— Genesis 24:62-67

Back in the day, sports radio was what was on. I was a child. I wasn’t thinking all that deeply about my father’s affinity for a certain AM broadcasting. Now I think: Those announcers really had a job to do! There were no screens in our Atlanta-bound station wagon. Those voices were everything, especially on game days.

More recently, I finally said yes to the headphones at the Virginia Museum of Fine Arts. [I had been the “I’ll do the exhibit my way” type.] The audio tour didn’t just enhance my experience. Had I gone audio-less, I would have walked away with a different and lesser understanding of Auguste Rodin.

I’m looking at our faith family tree and re-realizing something: We Christians pick up the Old Testament and engage it in a way that Jesus would not though Genesis, for example, can and ought to be read apart from the oral tradition.

What the Rabbis have said about this or that story is far from fluff. Like the announcers on sports radio or the curator in our headphones, their voices can fill the gaps with truth and beauty.

This week I have marveled over Isaac and Rebekah’s story in a whole new way. I have taken the oral tradition up on what it brings to the text and it has not taken me away from God or God in Jesus. I feel more connected.

If I felt sorry for Rebekah for being ripped from her home, I now ponder the rabbinical footnote that reports how her family of origin was not so swell of a place to be. If I still had a bad taste in my mouth with regard to Sarah—see her behavior in Chapters 16 & 21—well, my snark has been softened by the tradition of her tent. Evidently her bread was the best and her candles stayed lit. Oh, how I would love it there!

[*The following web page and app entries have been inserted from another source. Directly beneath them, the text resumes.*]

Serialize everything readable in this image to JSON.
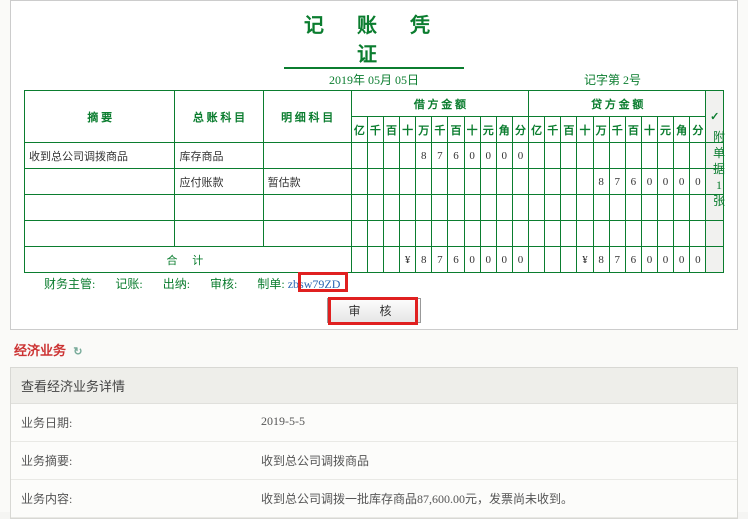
{
  "voucher": {
    "title": "记 账 凭 证",
    "date": "2019年 05月 05日",
    "number_label": "记字第 2号",
    "headers": {
      "summary": "摘   要",
      "account": "总 账 科 目",
      "subaccount": "明 细 科 目",
      "debit": "借  方  金  额",
      "credit": "贷  方  金  额",
      "check": "✓",
      "digits": [
        "亿",
        "千",
        "百",
        "十",
        "万",
        "千",
        "百",
        "十",
        "元",
        "角",
        "分"
      ]
    },
    "rows": [
      {
        "summary": "收到总公司调拨商品",
        "account": "库存商品",
        "sub": "",
        "debit": [
          "",
          "",
          "",
          "",
          "8",
          "7",
          "6",
          "0",
          "0",
          "0",
          "0"
        ],
        "credit": [
          "",
          "",
          "",
          "",
          "",
          "",
          "",
          "",
          "",
          "",
          ""
        ]
      },
      {
        "summary": "",
        "account": "应付账款",
        "sub": "暂估款",
        "debit": [
          "",
          "",
          "",
          "",
          "",
          "",
          "",
          "",
          "",
          "",
          ""
        ],
        "credit": [
          "",
          "",
          "",
          "",
          "8",
          "7",
          "6",
          "0",
          "0",
          "0",
          "0"
        ]
      },
      {
        "summary": "",
        "account": "",
        "sub": "",
        "debit": [
          "",
          "",
          "",
          "",
          "",
          "",
          "",
          "",
          "",
          "",
          ""
        ],
        "credit": [
          "",
          "",
          "",
          "",
          "",
          "",
          "",
          "",
          "",
          "",
          ""
        ]
      },
      {
        "summary": "",
        "account": "",
        "sub": "",
        "debit": [
          "",
          "",
          "",
          "",
          "",
          "",
          "",
          "",
          "",
          "",
          ""
        ],
        "credit": [
          "",
          "",
          "",
          "",
          "",
          "",
          "",
          "",
          "",
          "",
          ""
        ]
      }
    ],
    "total": {
      "label": "合                        计",
      "debit": [
        "",
        "",
        "",
        "¥",
        "8",
        "7",
        "6",
        "0",
        "0",
        "0",
        "0"
      ],
      "credit": [
        "",
        "",
        "",
        "¥",
        "8",
        "7",
        "6",
        "0",
        "0",
        "0",
        "0"
      ]
    },
    "attach_label": "附单据",
    "attach_count": "1",
    "attach_unit": "张",
    "signatures": {
      "fin_mgr": "财务主管:",
      "book": "记账:",
      "cashier": "出纳:",
      "audit": "审核:",
      "maker_label": "制单:",
      "maker_value": "zbsw79ZD"
    }
  },
  "audit_button": "审 核",
  "business": {
    "tab": "经济业务",
    "panel_title": "查看经济业务详情",
    "rows": [
      {
        "label": "业务日期:",
        "value": "2019-5-5"
      },
      {
        "label": "业务摘要:",
        "value": "收到总公司调拨商品"
      },
      {
        "label": "业务内容:",
        "value": "收到总公司调拨一批库存商品87,600.00元，发票尚未收到。"
      }
    ]
  }
}
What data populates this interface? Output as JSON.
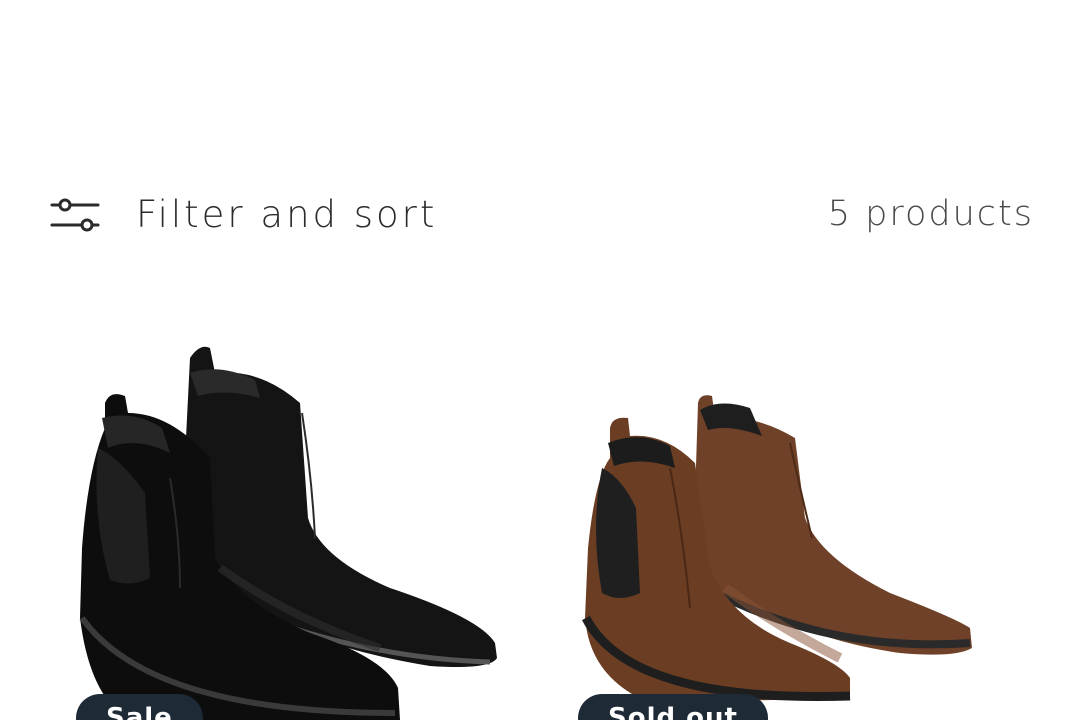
{
  "toolbar": {
    "filter_label": "Filter and sort",
    "product_count": "5 products"
  },
  "products": [
    {
      "badge": "Sale",
      "color": "#111111",
      "color_name": "black"
    },
    {
      "badge": "Sold out",
      "color": "#6b3e24",
      "color_name": "brown"
    }
  ],
  "colors": {
    "badge_bg": "#1f2a37",
    "text": "#2b2b2b"
  }
}
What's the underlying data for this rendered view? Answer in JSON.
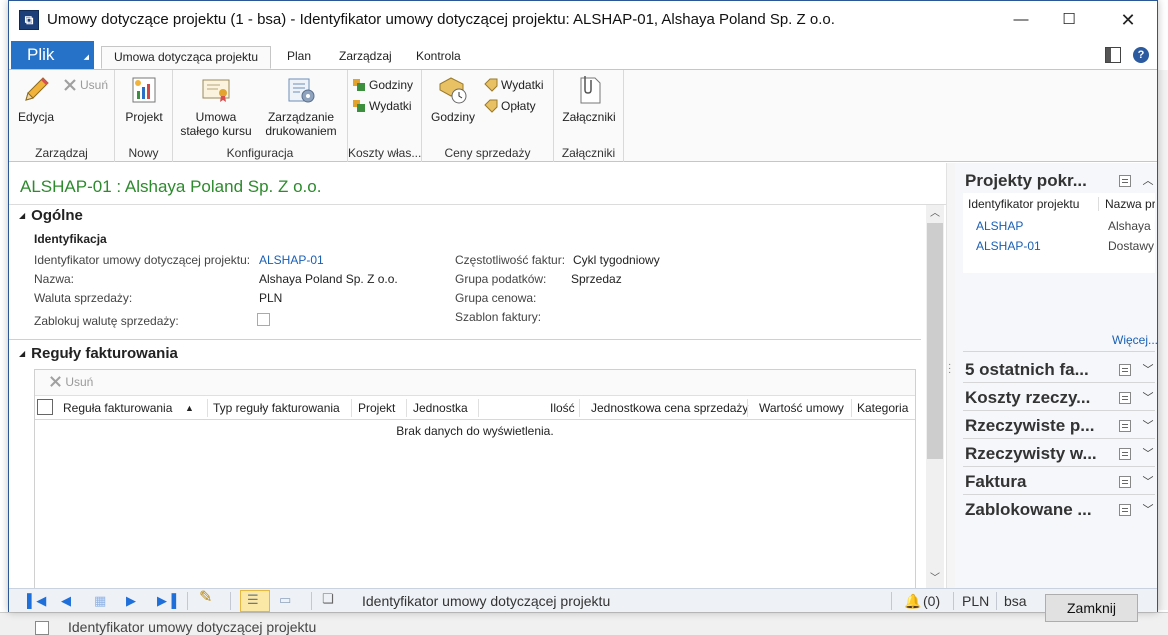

Preaching is not the same thing as the oral Torah but it is one way that Christians have honored this idea that a life of faith is not lived by the book and only the book. The Word proclaimed is, after all, something beyond reading.

When my sermon doesn’t do it for you, seek out another. And when in Genesis, try doing as our Jewish brothers and sisters do. Say yes to the good announcers, the guided tour. Hey Siri, what do the Rabbis say about why Isaac was walking in that field?


Rachel May